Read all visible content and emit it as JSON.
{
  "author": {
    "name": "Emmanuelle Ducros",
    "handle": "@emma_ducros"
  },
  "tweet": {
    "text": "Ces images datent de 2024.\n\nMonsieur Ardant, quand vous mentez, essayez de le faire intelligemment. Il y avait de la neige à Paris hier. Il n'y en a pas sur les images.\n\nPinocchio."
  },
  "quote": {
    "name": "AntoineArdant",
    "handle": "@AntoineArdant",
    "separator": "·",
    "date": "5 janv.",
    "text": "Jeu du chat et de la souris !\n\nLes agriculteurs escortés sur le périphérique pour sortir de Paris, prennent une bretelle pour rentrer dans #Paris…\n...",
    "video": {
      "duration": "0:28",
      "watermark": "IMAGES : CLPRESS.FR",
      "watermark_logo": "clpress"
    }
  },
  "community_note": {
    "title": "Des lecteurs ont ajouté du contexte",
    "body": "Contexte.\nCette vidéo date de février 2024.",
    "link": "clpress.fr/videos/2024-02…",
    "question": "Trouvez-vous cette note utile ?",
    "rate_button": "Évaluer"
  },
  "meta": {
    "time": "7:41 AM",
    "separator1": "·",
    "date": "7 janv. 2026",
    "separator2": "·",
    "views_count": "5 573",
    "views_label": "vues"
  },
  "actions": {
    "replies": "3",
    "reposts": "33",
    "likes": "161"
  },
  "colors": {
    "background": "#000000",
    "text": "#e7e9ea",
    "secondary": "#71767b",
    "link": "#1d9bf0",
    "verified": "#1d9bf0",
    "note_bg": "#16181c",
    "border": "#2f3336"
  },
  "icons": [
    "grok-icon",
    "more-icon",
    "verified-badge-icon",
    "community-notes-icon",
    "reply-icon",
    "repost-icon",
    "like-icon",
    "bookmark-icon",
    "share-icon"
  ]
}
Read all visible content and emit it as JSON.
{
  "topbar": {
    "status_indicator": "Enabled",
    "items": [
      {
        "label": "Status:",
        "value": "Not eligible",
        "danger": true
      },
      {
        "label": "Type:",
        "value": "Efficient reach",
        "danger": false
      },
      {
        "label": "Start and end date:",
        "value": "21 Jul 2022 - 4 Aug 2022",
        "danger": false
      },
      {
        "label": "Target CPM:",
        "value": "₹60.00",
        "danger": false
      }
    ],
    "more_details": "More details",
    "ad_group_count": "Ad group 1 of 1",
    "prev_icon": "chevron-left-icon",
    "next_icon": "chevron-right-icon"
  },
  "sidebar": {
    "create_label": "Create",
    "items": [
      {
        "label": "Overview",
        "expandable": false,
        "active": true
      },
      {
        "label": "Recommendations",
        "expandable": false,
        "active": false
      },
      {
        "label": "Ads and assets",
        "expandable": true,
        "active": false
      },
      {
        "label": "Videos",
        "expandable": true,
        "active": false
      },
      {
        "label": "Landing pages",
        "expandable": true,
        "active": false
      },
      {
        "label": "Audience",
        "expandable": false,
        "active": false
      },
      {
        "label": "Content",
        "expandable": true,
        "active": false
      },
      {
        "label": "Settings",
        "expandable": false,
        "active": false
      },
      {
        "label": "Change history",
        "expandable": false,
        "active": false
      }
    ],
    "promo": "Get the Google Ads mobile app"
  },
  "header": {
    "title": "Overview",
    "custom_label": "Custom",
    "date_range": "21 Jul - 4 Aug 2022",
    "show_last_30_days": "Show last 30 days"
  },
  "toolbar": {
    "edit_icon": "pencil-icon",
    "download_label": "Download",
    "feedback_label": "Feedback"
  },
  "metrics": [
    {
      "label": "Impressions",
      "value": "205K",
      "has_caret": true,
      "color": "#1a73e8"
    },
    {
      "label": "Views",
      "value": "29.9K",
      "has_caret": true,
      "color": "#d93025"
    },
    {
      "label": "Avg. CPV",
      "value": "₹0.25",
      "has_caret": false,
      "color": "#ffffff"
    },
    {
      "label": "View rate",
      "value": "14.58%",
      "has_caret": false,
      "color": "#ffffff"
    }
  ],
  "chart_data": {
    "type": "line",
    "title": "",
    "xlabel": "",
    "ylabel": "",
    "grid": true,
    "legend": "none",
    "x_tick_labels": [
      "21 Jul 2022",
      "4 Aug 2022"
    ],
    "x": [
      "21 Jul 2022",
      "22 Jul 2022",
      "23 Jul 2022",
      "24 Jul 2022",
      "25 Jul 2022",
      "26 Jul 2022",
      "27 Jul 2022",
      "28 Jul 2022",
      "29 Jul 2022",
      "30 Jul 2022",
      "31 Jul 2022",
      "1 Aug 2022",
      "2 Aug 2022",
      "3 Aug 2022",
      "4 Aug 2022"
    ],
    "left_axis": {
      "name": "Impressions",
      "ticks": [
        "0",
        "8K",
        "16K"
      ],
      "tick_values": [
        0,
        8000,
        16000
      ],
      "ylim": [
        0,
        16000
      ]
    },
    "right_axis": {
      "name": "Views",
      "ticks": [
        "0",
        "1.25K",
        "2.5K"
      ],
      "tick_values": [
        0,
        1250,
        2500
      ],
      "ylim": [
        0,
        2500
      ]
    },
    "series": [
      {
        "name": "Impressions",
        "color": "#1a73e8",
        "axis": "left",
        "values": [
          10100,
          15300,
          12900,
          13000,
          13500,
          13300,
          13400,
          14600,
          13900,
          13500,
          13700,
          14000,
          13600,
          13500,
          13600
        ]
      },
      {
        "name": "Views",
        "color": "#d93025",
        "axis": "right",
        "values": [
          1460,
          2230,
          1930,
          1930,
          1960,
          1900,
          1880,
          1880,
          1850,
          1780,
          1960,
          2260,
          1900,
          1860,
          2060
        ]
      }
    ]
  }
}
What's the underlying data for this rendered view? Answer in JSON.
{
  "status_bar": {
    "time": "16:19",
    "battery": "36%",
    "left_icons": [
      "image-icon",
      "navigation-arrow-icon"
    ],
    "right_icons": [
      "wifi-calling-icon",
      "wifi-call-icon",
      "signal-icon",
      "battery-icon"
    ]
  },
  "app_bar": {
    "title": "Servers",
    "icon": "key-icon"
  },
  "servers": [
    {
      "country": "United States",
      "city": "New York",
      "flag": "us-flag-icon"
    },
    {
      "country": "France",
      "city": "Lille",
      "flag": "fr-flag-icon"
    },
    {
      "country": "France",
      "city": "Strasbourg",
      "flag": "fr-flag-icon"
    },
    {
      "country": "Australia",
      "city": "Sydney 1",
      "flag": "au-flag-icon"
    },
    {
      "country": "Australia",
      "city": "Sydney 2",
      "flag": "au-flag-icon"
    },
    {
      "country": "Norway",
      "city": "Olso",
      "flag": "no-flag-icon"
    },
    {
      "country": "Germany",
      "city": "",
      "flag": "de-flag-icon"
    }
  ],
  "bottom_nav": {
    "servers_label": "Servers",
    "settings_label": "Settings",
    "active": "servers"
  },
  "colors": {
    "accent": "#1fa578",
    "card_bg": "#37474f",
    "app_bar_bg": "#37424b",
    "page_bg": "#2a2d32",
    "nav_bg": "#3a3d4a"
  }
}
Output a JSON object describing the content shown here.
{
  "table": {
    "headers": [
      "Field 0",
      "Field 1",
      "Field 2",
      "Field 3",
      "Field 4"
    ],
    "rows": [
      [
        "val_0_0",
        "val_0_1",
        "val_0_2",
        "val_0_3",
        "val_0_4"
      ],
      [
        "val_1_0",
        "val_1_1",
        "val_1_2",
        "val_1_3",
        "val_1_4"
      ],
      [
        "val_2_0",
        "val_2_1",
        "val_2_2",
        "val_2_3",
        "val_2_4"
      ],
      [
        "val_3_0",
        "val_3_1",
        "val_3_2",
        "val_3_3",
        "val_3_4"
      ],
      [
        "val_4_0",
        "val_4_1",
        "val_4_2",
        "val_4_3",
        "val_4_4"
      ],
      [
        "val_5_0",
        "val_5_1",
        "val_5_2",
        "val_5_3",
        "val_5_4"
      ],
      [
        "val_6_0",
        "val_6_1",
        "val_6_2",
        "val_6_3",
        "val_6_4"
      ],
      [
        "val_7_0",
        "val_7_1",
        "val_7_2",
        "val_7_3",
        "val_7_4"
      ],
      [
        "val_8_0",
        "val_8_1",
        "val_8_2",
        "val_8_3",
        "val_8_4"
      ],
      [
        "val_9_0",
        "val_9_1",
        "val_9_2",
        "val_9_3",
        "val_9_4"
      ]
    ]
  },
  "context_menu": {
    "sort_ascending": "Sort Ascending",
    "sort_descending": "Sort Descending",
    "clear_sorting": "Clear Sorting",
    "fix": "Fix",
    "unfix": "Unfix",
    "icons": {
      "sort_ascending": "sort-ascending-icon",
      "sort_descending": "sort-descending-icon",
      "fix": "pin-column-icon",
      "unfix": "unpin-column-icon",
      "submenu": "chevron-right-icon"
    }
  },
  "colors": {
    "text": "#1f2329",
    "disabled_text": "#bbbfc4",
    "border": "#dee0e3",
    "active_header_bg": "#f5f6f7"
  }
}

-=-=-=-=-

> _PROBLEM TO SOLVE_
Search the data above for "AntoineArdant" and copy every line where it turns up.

> _EXERCISE RESPONSE_
    "name": "AntoineArdant",
    "handle": "@AntoineArdant",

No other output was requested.